Your body starts doing things and once you mature into whatever adult form your body reaches in its mid to late 20s, the signs of aging between 25 and 45 are really subtle. If you eat well and move around, it is hard to notice most of them, but then things start to change and all of a sudden you can see the path from you to that old guy over there. You are not him yet, but now you can see how you get to that point. The changes go from being really hard to tell and having to look at photos 3-5 years apart and you maybe got a couple little crow's feet in that one, to: ”Oh, yeah, I can see now that is coming up. That is next!” and it might take a while to get there, but you can see the road now.

John has been taking that NAD powder, but he ran out of it and hasn’t re-upped it, although he has been meaning to. Was it working? Who knows! Between 25 and 45 the transition is so gradual that you barely notice, but after 45 there is no going back, and with NAD+ he would probably not notice from day to day whether it was defeating the oxidants that were aging him. Who can tell! John doesn’t know what he feels honestly from moment to moment. He has a low-grade infection all the time! Dan had a friend who was a PhD and a cancer researcher and he always said: ”Once a year, even if I don't need it, I take a whole series of antibiotics clearing everything out of there!” He is the reason why we have superbugs. John never heard that before and he neither had Dan and he doesn’t advise it.

John having trouble with a hard drive (RW194)

John has a hard drive that his computer won't recognize and when he plugs it in, the computer says Unformated Disk. This just happened recently. He used it a month and a half ago, he ejected it and set it on his shelf and now he is trying it again and it is not working. Dan is asking some questions to diagnose the problem and it turns out that it might have been accidentally dropped one time.
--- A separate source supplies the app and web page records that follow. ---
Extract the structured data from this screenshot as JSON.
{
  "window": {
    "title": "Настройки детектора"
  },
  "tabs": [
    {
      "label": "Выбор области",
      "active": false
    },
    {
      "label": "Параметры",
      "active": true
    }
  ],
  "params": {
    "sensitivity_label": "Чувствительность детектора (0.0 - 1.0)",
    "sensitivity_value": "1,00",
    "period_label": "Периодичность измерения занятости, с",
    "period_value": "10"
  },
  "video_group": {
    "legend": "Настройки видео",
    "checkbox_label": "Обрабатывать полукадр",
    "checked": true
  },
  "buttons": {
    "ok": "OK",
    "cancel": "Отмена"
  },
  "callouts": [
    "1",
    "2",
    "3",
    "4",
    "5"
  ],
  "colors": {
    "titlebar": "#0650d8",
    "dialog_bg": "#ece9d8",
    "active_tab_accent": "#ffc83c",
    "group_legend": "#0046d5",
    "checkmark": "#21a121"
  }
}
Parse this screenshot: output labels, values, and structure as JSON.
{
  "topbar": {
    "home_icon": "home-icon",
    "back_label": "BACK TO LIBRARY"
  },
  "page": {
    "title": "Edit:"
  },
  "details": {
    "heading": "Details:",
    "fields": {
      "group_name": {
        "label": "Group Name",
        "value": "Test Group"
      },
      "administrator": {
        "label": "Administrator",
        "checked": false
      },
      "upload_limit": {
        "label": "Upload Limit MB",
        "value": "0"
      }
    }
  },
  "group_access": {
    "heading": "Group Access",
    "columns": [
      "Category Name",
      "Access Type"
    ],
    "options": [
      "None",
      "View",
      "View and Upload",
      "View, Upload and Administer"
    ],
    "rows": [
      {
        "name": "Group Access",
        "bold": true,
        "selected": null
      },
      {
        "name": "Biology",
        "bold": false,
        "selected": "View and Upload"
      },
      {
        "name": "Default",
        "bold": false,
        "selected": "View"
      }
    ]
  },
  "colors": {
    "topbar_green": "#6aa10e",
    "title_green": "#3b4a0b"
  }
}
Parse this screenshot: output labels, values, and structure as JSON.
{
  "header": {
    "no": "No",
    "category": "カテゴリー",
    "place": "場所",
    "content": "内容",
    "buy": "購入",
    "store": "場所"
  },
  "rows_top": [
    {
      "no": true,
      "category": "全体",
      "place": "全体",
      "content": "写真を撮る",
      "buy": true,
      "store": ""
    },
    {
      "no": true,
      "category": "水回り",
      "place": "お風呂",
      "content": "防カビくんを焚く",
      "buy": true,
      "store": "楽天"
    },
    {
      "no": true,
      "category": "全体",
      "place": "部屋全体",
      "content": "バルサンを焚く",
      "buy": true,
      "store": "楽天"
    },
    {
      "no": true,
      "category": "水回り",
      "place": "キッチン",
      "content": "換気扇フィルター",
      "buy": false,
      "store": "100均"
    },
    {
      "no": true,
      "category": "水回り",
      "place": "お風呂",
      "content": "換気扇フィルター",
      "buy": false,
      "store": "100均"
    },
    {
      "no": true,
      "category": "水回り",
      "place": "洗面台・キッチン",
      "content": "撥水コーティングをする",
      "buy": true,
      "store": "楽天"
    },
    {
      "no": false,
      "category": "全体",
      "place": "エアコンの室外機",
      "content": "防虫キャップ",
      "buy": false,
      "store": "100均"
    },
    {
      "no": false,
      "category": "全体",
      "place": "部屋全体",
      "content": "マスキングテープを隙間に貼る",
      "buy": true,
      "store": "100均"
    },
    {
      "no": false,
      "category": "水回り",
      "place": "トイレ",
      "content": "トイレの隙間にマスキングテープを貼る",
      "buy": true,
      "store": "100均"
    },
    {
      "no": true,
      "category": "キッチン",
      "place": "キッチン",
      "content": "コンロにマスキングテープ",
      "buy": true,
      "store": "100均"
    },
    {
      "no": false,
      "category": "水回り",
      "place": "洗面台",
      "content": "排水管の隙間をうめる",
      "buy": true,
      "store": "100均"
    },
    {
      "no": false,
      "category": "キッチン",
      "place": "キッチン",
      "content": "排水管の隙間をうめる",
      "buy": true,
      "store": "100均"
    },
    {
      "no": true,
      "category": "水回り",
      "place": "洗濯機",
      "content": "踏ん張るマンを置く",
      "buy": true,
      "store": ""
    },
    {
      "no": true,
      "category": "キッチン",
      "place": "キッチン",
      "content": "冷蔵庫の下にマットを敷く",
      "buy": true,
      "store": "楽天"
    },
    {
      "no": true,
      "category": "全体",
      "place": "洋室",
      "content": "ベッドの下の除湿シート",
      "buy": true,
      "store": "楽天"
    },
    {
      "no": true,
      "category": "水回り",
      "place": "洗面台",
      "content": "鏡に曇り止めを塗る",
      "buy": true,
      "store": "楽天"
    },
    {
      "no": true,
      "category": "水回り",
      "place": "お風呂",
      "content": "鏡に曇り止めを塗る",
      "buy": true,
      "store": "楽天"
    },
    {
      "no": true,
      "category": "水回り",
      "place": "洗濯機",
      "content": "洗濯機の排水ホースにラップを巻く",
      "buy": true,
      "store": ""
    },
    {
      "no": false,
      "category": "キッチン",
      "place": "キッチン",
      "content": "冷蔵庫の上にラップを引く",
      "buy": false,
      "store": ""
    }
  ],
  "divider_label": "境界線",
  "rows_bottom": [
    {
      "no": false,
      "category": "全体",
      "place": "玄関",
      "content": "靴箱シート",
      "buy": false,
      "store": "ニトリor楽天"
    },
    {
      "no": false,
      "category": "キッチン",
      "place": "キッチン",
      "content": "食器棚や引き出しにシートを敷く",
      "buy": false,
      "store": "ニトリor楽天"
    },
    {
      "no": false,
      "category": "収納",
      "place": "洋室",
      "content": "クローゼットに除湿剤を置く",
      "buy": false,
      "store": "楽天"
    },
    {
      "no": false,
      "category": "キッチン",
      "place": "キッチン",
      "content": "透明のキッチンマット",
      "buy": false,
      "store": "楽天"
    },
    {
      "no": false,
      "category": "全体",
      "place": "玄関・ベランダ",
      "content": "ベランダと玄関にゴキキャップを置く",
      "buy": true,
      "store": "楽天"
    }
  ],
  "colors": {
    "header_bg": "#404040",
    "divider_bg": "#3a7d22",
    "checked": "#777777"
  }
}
Dan proceeds to explain how a hard disk works and he said that there are applications to try to read damaged disks or data recovery companies.

John had used it to back up a bunch of computers and he put a bunch of things on it, but he doesn’t remember what is on it. When computer people say: ”You got to back up your files!” he will say ”Okay, I guess I'll back them up!” and you back them up and when you have three or four different computers that you are all trying to migrate to different places and have the same information on all of them in a pre-cloud universe, move stuff over here, and then when you get a new computer you still have these files from that computer and you move them over here and then it is all there.

John doesn’t know whether this disk is the one repository of everything he has ever done and the data on it maybe three entire computers worth of stuff that if it is lost he will never recover, even though he can't remember why he would ever want it, or maybe it is just full of backups of stuff that he has other places and every time he migrated a computer he took the stuff that he needed and all this is is just a bunch of duplicate Excel sheets from 1997. If it was $50 he would do it, but if it is $500 probably not.

Unless otherwise stated, the content of this page is licensed under Creative Commons Attribution-ShareAlike 3.0 License